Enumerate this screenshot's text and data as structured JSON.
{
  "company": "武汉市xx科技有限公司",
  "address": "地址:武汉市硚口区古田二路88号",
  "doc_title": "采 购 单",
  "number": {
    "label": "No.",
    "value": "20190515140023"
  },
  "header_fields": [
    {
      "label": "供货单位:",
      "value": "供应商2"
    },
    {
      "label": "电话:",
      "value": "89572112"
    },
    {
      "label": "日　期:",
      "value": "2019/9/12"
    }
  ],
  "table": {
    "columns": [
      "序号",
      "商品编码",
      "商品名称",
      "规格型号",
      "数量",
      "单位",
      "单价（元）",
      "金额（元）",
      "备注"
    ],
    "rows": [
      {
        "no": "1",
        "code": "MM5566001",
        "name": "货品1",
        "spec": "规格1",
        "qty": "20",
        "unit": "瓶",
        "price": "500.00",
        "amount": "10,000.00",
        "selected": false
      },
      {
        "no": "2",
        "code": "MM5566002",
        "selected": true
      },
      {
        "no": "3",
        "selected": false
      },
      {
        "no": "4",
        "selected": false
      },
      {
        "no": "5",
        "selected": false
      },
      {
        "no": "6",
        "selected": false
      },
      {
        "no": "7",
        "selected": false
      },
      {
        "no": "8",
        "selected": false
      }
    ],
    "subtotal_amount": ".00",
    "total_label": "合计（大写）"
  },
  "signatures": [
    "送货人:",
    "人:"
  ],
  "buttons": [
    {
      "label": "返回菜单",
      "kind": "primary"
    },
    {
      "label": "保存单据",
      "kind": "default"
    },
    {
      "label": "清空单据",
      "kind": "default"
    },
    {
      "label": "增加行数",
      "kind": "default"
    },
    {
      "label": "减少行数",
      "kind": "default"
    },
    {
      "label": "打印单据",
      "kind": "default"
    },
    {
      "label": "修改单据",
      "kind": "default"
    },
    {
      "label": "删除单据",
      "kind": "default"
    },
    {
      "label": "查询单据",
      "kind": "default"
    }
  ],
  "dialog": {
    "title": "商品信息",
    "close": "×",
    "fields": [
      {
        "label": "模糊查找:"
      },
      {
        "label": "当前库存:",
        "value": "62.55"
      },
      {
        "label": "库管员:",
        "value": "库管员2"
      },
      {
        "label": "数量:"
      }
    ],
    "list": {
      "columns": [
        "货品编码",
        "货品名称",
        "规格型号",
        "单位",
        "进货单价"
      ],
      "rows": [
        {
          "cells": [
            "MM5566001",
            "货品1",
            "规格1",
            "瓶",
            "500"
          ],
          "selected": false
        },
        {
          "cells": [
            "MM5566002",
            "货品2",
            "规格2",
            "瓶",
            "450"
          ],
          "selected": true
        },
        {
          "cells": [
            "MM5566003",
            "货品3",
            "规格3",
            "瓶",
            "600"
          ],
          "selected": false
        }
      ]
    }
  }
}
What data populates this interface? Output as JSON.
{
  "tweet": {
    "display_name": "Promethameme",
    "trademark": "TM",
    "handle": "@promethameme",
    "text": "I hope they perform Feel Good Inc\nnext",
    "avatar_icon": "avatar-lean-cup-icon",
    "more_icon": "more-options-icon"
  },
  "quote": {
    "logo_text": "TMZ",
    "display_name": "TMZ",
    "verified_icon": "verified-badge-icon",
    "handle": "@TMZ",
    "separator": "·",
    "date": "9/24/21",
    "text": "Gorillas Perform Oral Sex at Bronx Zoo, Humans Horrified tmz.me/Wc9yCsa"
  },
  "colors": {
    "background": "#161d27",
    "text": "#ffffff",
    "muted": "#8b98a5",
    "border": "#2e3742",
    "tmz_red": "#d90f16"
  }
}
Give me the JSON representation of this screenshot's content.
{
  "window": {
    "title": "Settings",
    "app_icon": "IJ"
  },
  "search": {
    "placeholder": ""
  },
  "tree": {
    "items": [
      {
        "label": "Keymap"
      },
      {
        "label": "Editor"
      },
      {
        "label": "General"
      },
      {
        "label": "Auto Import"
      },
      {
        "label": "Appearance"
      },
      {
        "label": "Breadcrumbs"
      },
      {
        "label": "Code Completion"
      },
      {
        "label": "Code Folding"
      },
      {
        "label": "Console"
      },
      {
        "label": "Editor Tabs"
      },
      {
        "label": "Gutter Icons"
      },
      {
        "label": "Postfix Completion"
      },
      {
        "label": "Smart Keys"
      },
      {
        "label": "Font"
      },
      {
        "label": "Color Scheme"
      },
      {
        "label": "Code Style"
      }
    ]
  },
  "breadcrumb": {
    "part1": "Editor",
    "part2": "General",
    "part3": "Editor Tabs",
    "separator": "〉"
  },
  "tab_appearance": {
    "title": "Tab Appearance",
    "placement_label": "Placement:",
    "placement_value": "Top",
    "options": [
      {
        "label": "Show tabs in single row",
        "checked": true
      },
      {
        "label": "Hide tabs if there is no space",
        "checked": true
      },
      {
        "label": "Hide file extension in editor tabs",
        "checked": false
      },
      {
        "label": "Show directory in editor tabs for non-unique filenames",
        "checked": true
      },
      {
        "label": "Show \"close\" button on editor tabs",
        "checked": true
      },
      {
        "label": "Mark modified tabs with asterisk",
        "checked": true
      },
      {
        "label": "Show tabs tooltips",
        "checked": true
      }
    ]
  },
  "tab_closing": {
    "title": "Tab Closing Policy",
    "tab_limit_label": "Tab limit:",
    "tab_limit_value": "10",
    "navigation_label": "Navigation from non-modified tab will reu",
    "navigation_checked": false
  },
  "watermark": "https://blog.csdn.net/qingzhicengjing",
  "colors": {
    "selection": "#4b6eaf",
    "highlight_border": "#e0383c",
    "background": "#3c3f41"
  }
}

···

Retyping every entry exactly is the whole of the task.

_THE COMPLETED TASK_:
Enumerate this screenshot's text and data as structured JSON.
{
  "company": "武汉市xx科技有限公司",
  "address": "地址:武汉市硚口区古田二路88号",
  "doc_title": "采 购 单",
  "number": {
    "label": "No.",
    "value": "20190515140023"
  },
  "header_fields": [
    {
      "label": "供货单位:",
      "value": "供应商2"
    },
    {
      "label": "电话:",
      "value": "89572112"
    },
    {
      "label": "日　期:",
      "value": "2019/9/12"
    }
  ],
  "table": {
    "columns": [
      "序号",
      "商品编码",
      "商品名称",
      "规格型号",
      "数量",
      "单位",
      "单价（元）",
      "金额（元）",
      "备注"
    ],
    "rows": [
      {
        "no": "1",
        "code": "MM5566001",
        "name": "货品1",
        "spec": "规格1",
        "qty": "20",
        "unit": "瓶",
        "price": "500.00",
        "amount": "10,000.00",
        "selected": false
      },
      {
        "no": "2",
        "code": "MM5566002",
        "selected": true
      },
      {
        "no": "3",
        "selected": false
      },
      {
        "no": "4",
        "selected": false
      },
      {
        "no": "5",
        "selected": false
      },
      {
        "no": "6",
        "selected": false
      },
      {
        "no": "7",
        "selected": false
      },
      {
        "no": "8",
        "selected": false
      }
    ],
    "subtotal_amount": ".00",
    "total_label": "合计（大写）"
  },
  "signatures": [
    "送货人:",
    "人:"
  ],
  "buttons": [
    {
      "label": "返回菜单",
      "kind": "primary"
    },
    {
      "label": "保存单据",
      "kind": "default"
    },
    {
      "label": "清空单据",
      "kind": "default"
    },
    {
      "label": "增加行数",
      "kind": "default"
    },
    {
      "label": "减少行数",
      "kind": "default"
    },
    {
      "label": "打印单据",
      "kind": "default"
    },
    {
      "label": "修改单据",
      "kind": "default"
    },
    {
      "label": "删除单据",
      "kind": "default"
    },
    {
      "label": "查询单据",
      "kind": "default"
    }
  ],
  "dialog": {
    "title": "商品信息",
    "close": "×",
    "fields": [
      {
        "label": "模糊查找:"
      },
      {
        "label": "当前库存:",
        "value": "62.55"
      },
      {
        "label": "库管员:",
        "value": "库管员2"
      },
      {
        "label": "数量:"
      }
    ],
    "list": {
      "columns": [
        "货品编码",
        "货品名称",
        "规格型号",
        "单位",
        "进货单价"
      ],
      "rows": [
        {
          "cells": [
            "MM5566001",
            "货品1",
            "规格1",
            "瓶",
            "500"
          ],
          "selected": false
        },
        {
          "cells": [
            "MM5566002",
            "货品2",
            "规格2",
            "瓶",
            "450"
          ],
          "selected": true
        },
        {
          "cells": [
            "MM5566003",
            "货品3",
            "规格3",
            "瓶",
            "600"
          ],
          "selected": false
        }
      ]
    }
  }
}
What data populates this interface? Output as JSON.
{
  "tweet": {
    "display_name": "Promethameme",
    "trademark": "TM",
    "handle": "@promethameme",
    "text": "I hope they perform Feel Good Inc\nnext",
    "avatar_icon": "avatar-lean-cup-icon",
    "more_icon": "more-options-icon"
  },
  "quote": {
    "logo_text": "TMZ",
    "display_name": "TMZ",
    "verified_icon": "verified-badge-icon",
    "handle": "@TMZ",
    "separator": "·",
    "date": "9/24/21",
    "text": "Gorillas Perform Oral Sex at Bronx Zoo, Humans Horrified tmz.me/Wc9yCsa"
  },
  "colors": {
    "background": "#161d27",
    "text": "#ffffff",
    "muted": "#8b98a5",
    "border": "#2e3742",
    "tmz_red": "#d90f16"
  }
}
Give me the JSON representation of this screenshot's content.
{
  "window": {
    "title": "Settings",
    "app_icon": "IJ"
  },
  "search": {
    "placeholder": ""
  },
  "tree": {
    "items": [
      {
        "label": "Keymap"
      },
      {
        "label": "Editor"
      },
      {
        "label": "General"
      },
      {
        "label": "Auto Import"
      },
      {
        "label": "Appearance"
      },
      {
        "label": "Breadcrumbs"
      },
      {
        "label": "Code Completion"
      },
      {
        "label": "Code Folding"
      },
      {
        "label": "Console"
      },
      {
        "label": "Editor Tabs"
      },
      {
        "label": "Gutter Icons"
      },
      {
        "label": "Postfix Completion"
      },
      {
        "label": "Smart Keys"
      },
      {
        "label": "Font"
      },
      {
        "label": "Color Scheme"
      },
      {
        "label": "Code Style"
      }
    ]
  },
  "breadcrumb": {
    "part1": "Editor",
    "part2": "General",
    "part3": "Editor Tabs",
    "separator": "〉"
  },
  "tab_appearance": {
    "title": "Tab Appearance",
    "placement_label": "Placement:",
    "placement_value": "Top",
    "options": [
      {
        "label": "Show tabs in single row",
        "checked": true
      },
      {
        "label": "Hide tabs if there is no space",
        "checked": true
      },
      {
        "label": "Hide file extension in editor tabs",
        "checked": false
      },
      {
        "label": "Show directory in editor tabs for non-unique filenames",
        "checked": true
      },
      {
        "label": "Show \"close\" button on editor tabs",
        "checked": true
      },
      {
        "label": "Mark modified tabs with asterisk",
        "checked": true
      },
      {
        "label": "Show tabs tooltips",
        "checked": true
      }
    ]
  },
  "tab_closing": {
    "title": "Tab Closing Policy",
    "tab_limit_label": "Tab limit:",
    "tab_limit_value": "10",
    "navigation_label": "Navigation from non-modified tab will reu",
    "navigation_checked": false
  },
  "watermark": "https://blog.csdn.net/qingzhicengjing",
  "colors": {
    "selection": "#4b6eaf",
    "highlight_border": "#e0383c",
    "background": "#3c3f41"
  }
}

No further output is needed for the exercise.